We all responded to him; somebody said the importance of its geographical position, and so on and so forth. But he was not satisfied and he finally came back to the question.
The potential of India is the Spirit of India; it is not only the people, the territory, the flora and fauna, the Himalayas, the rivers, the mountains, the ocean, it is the totality of this - which has a great potential. A potential to save the entire living system and that is the Spirit of India. This potential, we need to awaken.
Therefore, the people at large who are not contaminated by political or economic corruption, who are still clean in the consciousness of this land, shall have to work together. By working together, I do not mean, come out in the streets and shout slogans. Work together means that we must create a collective will, a common will, and that common will or collective will, will evoke the potential of India.
Therefore, we may be able to transform this troubled world and Tibet can then be free. And if Tibet gets autonomy or freedom, then we are not thinking of useing the word ‘development’. Today we are commonly using the term ‘development’, but the expression ‘development’ itself is contaminated.
If you look at the period before independence of India, before 1947, the ‘development’ word is not used as an independent expression. It always goes with something else, ‘development of land’, ‘development of mind’, ‘development of agriculture’ or ‘development of water irrigation’ or something like that. But after independence of India, the word ‘development’ has become an independent word. It gives a very wrong direction to the entire country; it entirely destroyed the freedom of consciousness of the human thought. That is why we’re suffering.
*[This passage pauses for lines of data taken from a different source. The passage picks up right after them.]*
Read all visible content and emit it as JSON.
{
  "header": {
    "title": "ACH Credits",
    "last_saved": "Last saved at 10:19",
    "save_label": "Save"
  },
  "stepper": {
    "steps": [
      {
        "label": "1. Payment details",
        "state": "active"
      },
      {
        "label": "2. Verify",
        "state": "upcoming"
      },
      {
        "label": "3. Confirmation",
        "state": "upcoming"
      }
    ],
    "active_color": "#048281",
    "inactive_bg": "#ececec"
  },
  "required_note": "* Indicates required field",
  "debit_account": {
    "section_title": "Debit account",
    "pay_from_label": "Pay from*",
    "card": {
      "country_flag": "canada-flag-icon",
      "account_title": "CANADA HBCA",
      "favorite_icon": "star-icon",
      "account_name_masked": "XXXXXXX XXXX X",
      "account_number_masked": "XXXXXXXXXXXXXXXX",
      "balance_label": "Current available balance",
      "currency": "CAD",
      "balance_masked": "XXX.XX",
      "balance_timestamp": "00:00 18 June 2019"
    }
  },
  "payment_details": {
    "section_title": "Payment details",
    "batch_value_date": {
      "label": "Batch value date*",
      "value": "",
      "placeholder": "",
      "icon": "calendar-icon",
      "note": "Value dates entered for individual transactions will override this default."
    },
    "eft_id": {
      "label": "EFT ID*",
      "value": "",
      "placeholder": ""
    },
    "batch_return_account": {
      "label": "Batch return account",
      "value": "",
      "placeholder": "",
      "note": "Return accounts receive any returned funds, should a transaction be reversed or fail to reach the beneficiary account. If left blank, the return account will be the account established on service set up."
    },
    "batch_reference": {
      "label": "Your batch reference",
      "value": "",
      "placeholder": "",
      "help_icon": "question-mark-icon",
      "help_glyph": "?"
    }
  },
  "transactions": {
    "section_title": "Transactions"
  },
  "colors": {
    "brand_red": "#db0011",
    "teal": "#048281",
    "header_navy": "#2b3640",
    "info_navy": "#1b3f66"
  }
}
So, if Tibet regained its genuine autonomy and freedom, we will not look for a system based on ‘development’, we only look for ‘progress’.
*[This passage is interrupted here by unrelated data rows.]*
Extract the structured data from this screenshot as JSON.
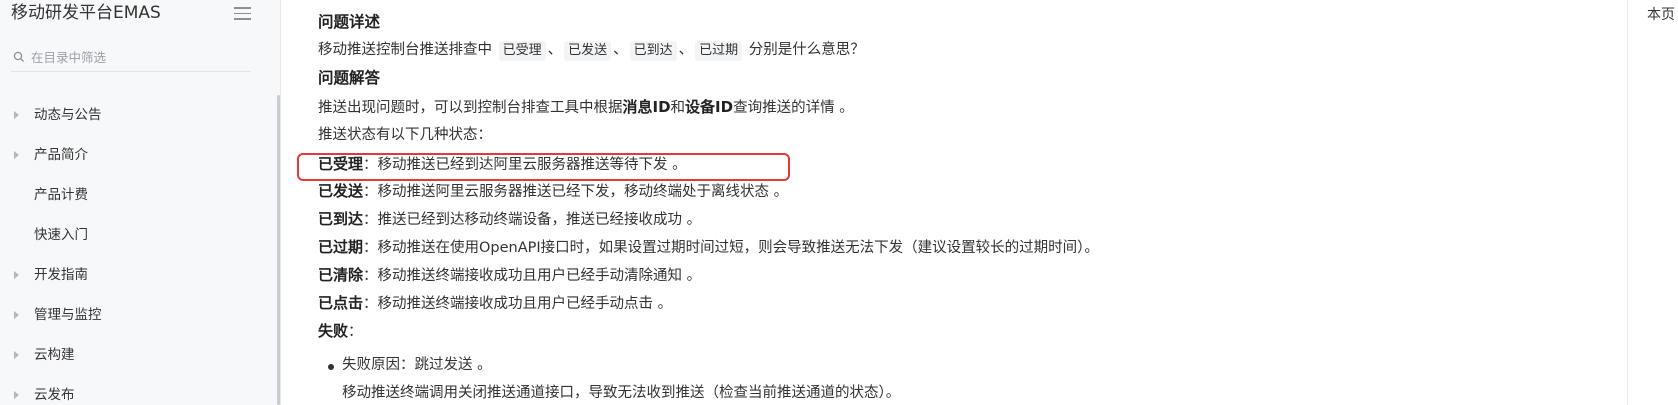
{
  "sidebar": {
    "title": "移动研发平台EMAS",
    "search_placeholder": "在目录中筛选",
    "items": [
      {
        "label": "动态与公告",
        "has_children": true
      },
      {
        "label": "产品简介",
        "has_children": true
      },
      {
        "label": "产品计费",
        "has_children": false
      },
      {
        "label": "快速入门",
        "has_children": false
      },
      {
        "label": "开发指南",
        "has_children": true
      },
      {
        "label": "管理与监控",
        "has_children": true
      },
      {
        "label": "云构建",
        "has_children": true
      },
      {
        "label": "云发布",
        "has_children": true
      }
    ]
  },
  "content": {
    "q_heading": "问题详述",
    "q_text_prefix": "移动推送控制台推送排查中",
    "q_codes": [
      "已受理",
      "已发送",
      "已到达",
      "已过期"
    ],
    "q_sep": "、",
    "q_text_suffix": "分别是什么意思？",
    "a_heading": "问题解答",
    "a_text_1": "推送出现问题时，可以到控制台",
    "a_code_1": "排查工具",
    "a_text_2": "中根据",
    "a_bold_1": "消息ID",
    "a_text_3": "和",
    "a_bold_2": "设备ID",
    "a_text_4": "查询推送的详情 。",
    "status_intro": "推送状态有以下几种状态：",
    "statuses": [
      {
        "term": "已受理",
        "desc": "：移动推送已经到达阿里云服务器推送等待下发 。"
      },
      {
        "term": "已发送",
        "desc": "：移动推送阿里云服务器推送已经下发，移动终端处于离线状态 。"
      },
      {
        "term": "已到达",
        "desc": "：推送已经到达移动终端设备，推送已经接收成功 。"
      },
      {
        "term": "已过期",
        "desc": "：移动推送在使用OpenAPI接口时，如果设置过期时间过短，则会导致推送无法下发（建议设置较长的过期时间）。"
      },
      {
        "term": "已清除",
        "desc": "：移动推送终端接收成功且用户已经手动清除通知 。"
      },
      {
        "term": "已点击",
        "desc": "：移动推送终端接收成功且用户已经手动点击 。"
      }
    ],
    "fail_term": "失败",
    "fail_colon": "：",
    "fail_reason": "失败原因：跳过发送 。",
    "fail_detail": "移动推送终端调用关闭推送通道接口，导致无法收到推送（检查当前推送通道的状态）。"
  },
  "toc": {
    "label": "本页"
  },
  "colors": {
    "highlight_border": "#e53935",
    "sidebar_bg": "#f7f8fa"
  }
}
The Mother spoke of so many ‘qualities’ in her teachings, and even in Matrimandir, each petal has a different attribute assigned to it, one petal is named ‘progress’; there is no petal called ‘development’.
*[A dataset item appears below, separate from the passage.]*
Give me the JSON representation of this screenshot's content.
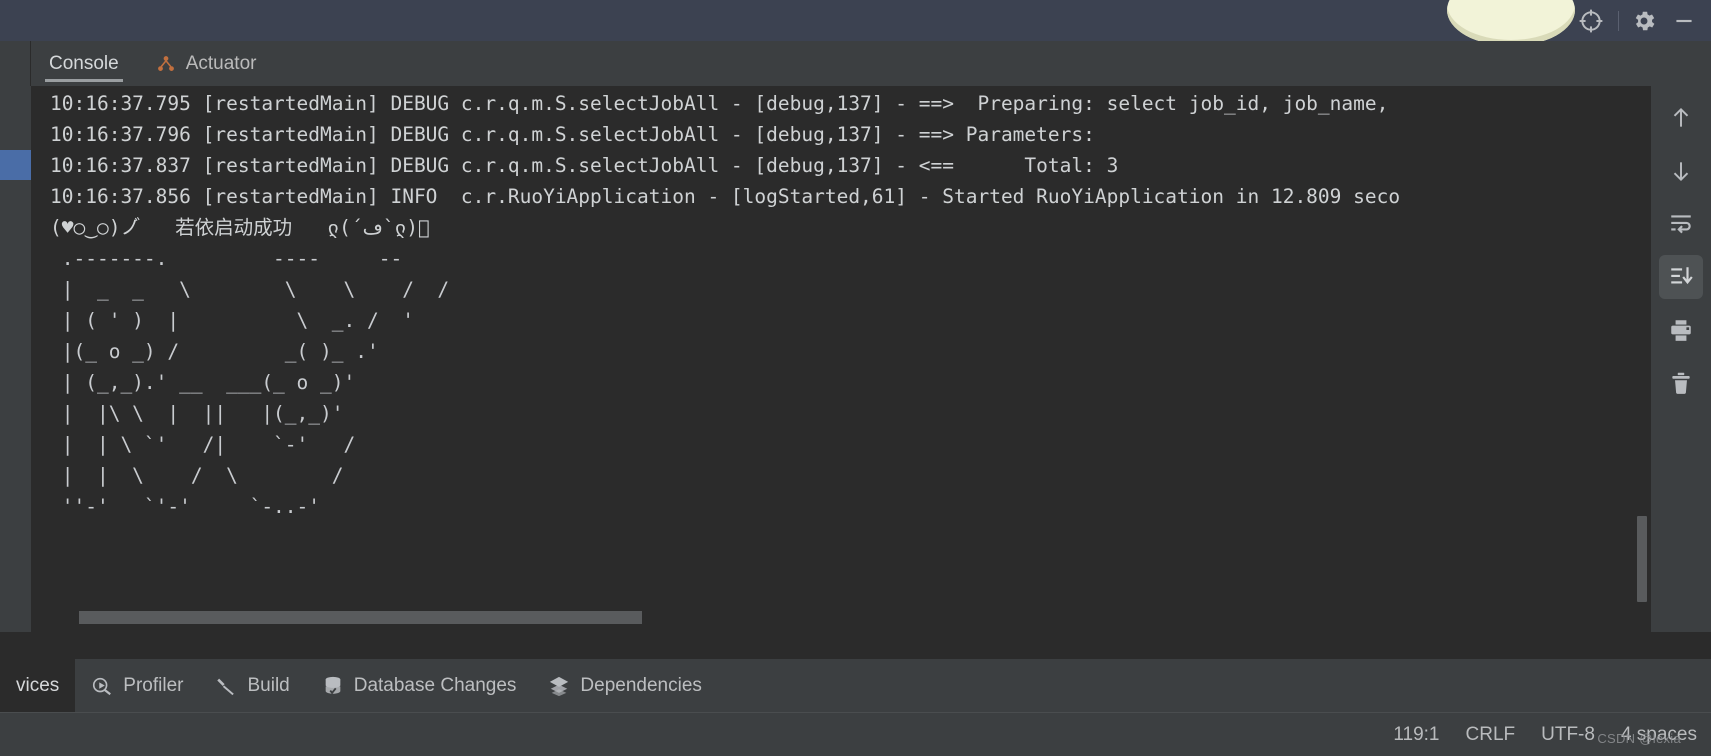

Now I realize how the word ‘development’ has been contaminated.
Bhutan, a small nation has come forward to gift a concept to the entire world, using the principle of Gross National Happiness (GNH), instead of GDP (Gross Domestic Product). GNH has been substituted to GDP and now many researchers are working on this concept. It is very much in consonance with Gandhi’s, Kumarappa’s ideas or Schumacher’s and other great economists.
In Tibet, we will not do anything against this principle. His Holiness the Dalai Lama has already mentioned a Zone of Peace, a Country of Environmental Preservation, these two principle are very clear.
As and when Tibet gets free, Tibet should be free from military presence, free from presence any destructive weapon, but Tibet should also not do anything which harms the environment.
In the Central Tibetan Administration [in Dharamsala], we have set four criteria to undertake any social, health, economic project. These four criteria are now applicable to nay project.
The first is non-violence. No project, directly or indirectly should be involved with violence. The second is eco-friendly: does a project harms the environment. The third is sustainability. Sustainable from both angles: sustainable from the angle of environment and sustainable from the angle of human behavior. And the last is that it should be beneficial to everyone; particularly beneficial to the poorest of the poor. Only if these four criteria are fulfilled, a project is undertaken otherwise, however attractive it may be or in today’s terminology, [it may have] a ‘great output’ potential, if these 4 criteria are not present, we will do not accept the project.
In the future, when we shall rebuild Tibet, we shall also keep in mind these four criteria and thereafter a real Swaraj can prevail. Everything will be based on the law of causality, on law of nature; we shall not be fighting against the nature.
This is our dream. It means we shall have to build a non-violent society.
Only a non-violent society can lead a real progress for humanity.
Thank you for your patience.